One number is the whole answer: how many lines of the records include "screenshot".

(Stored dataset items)
········

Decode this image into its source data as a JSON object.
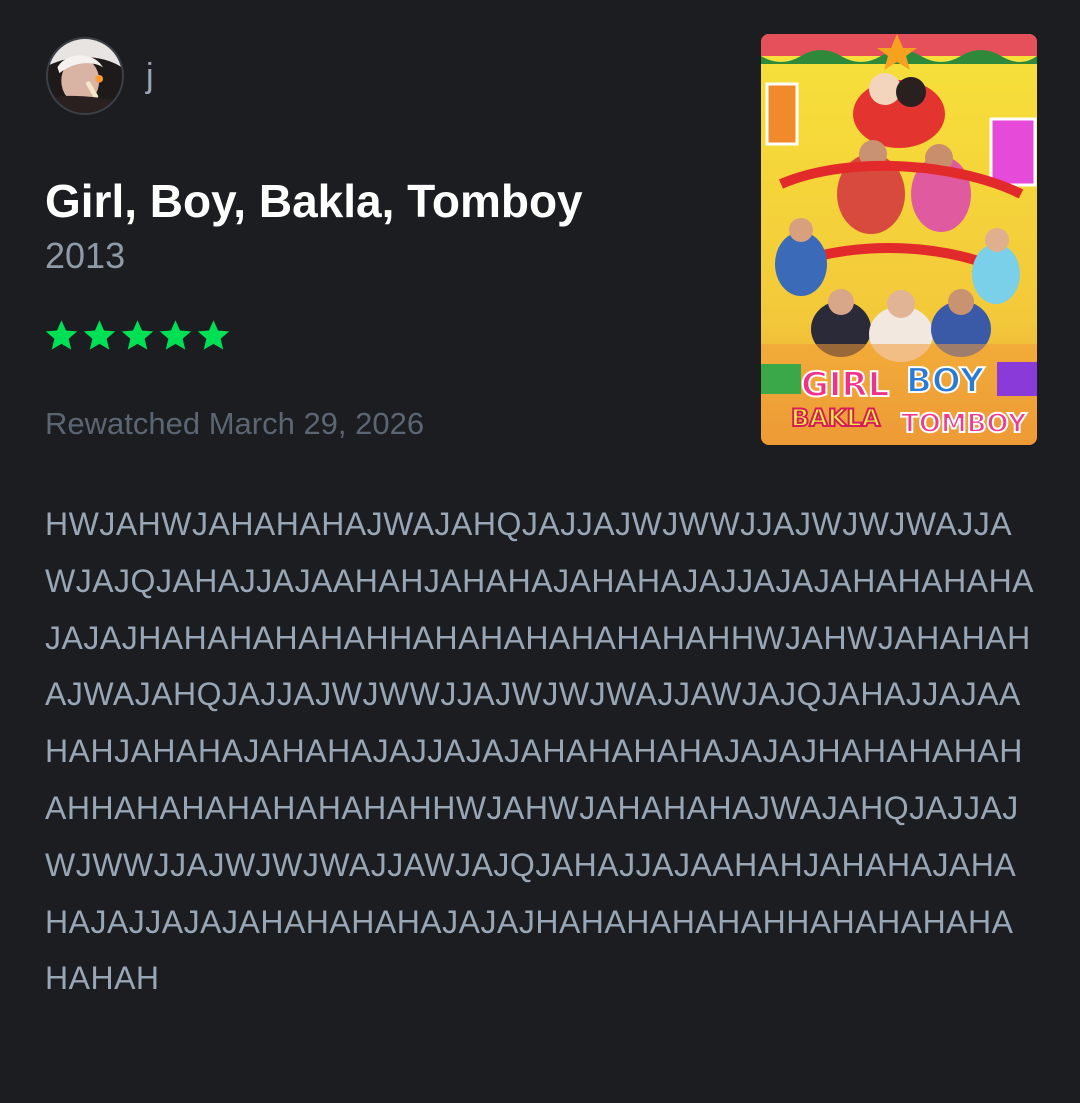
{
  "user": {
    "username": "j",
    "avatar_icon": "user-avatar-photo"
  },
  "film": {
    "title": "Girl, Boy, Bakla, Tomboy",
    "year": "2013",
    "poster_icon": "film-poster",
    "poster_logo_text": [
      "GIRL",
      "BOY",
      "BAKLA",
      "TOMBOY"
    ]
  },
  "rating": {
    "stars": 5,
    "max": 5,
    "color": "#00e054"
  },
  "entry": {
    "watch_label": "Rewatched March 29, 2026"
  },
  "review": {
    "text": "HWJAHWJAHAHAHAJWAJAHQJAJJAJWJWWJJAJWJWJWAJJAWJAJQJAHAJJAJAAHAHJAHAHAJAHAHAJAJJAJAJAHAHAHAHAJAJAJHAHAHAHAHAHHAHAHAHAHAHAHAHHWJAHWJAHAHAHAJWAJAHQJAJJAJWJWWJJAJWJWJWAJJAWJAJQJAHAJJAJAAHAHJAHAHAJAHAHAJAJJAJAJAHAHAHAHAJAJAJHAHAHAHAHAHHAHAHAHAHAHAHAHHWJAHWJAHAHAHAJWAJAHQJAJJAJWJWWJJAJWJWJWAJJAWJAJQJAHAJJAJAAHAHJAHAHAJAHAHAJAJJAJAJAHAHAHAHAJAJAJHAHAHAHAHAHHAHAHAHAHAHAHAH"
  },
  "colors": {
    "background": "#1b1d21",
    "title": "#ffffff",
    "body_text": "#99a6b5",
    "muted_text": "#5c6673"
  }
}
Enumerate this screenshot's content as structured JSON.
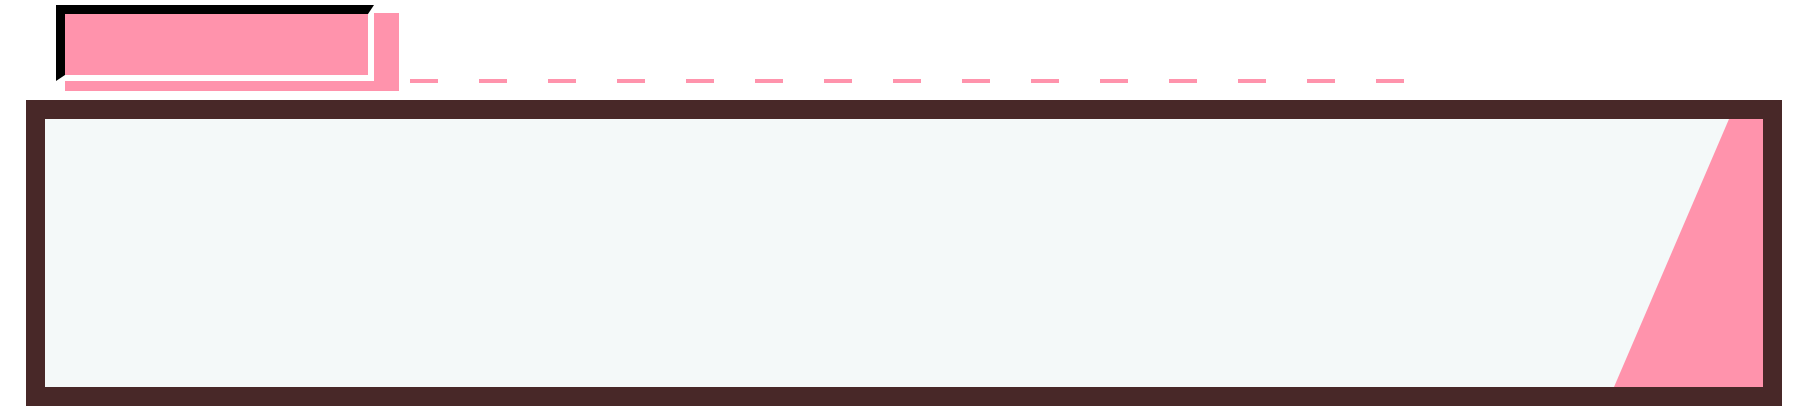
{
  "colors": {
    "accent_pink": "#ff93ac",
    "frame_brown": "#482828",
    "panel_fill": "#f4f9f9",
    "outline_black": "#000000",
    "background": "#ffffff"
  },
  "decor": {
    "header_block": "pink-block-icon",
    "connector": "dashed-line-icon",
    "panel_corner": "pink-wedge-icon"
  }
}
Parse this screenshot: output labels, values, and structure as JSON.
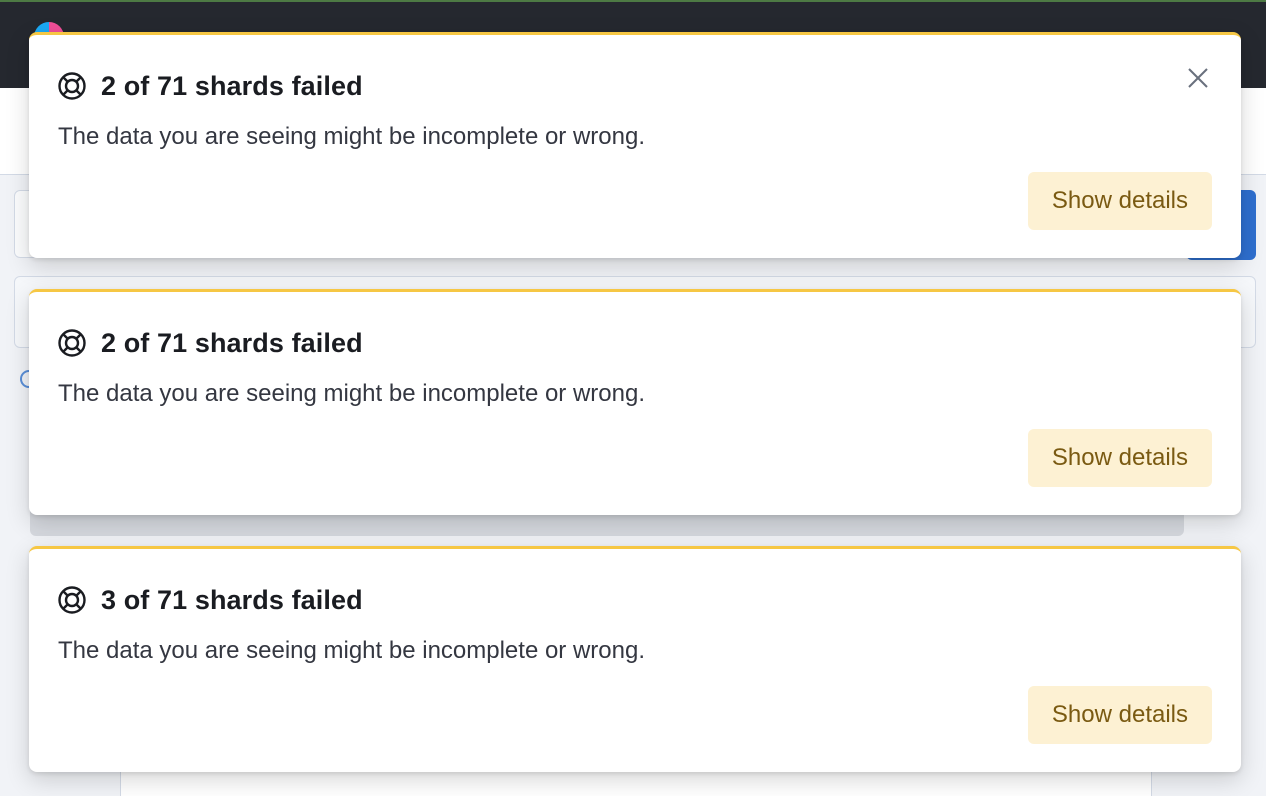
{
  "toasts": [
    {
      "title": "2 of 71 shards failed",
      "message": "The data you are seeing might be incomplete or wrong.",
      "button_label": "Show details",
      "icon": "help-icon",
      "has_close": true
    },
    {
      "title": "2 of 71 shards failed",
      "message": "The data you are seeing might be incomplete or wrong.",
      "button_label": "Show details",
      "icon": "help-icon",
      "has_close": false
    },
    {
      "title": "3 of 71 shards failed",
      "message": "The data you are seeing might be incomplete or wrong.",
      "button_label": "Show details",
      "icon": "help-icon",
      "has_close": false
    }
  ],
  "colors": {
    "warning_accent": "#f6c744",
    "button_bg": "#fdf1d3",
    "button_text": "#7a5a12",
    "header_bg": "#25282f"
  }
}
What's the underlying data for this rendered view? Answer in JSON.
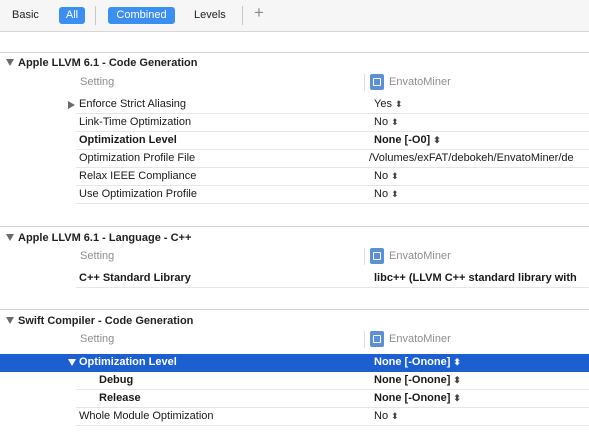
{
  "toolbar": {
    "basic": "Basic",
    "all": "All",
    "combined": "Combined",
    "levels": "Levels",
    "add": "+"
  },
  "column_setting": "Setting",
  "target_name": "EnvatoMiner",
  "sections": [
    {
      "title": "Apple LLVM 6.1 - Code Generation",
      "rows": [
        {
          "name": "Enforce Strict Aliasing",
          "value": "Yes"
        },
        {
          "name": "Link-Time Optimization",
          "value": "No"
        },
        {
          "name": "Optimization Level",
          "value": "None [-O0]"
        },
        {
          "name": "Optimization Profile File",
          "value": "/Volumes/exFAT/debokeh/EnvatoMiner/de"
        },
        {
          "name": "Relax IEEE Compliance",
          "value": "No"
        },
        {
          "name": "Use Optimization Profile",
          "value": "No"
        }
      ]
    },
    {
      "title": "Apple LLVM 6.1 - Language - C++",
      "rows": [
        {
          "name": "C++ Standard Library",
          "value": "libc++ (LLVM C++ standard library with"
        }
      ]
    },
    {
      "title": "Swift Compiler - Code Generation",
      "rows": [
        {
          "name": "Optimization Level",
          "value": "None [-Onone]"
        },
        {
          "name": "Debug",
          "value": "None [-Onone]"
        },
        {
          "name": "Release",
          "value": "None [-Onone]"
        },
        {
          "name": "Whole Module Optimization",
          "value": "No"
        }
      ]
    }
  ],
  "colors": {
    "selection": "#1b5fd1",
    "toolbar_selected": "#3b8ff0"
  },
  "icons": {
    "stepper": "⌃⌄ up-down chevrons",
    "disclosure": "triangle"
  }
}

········

- **Response area**
2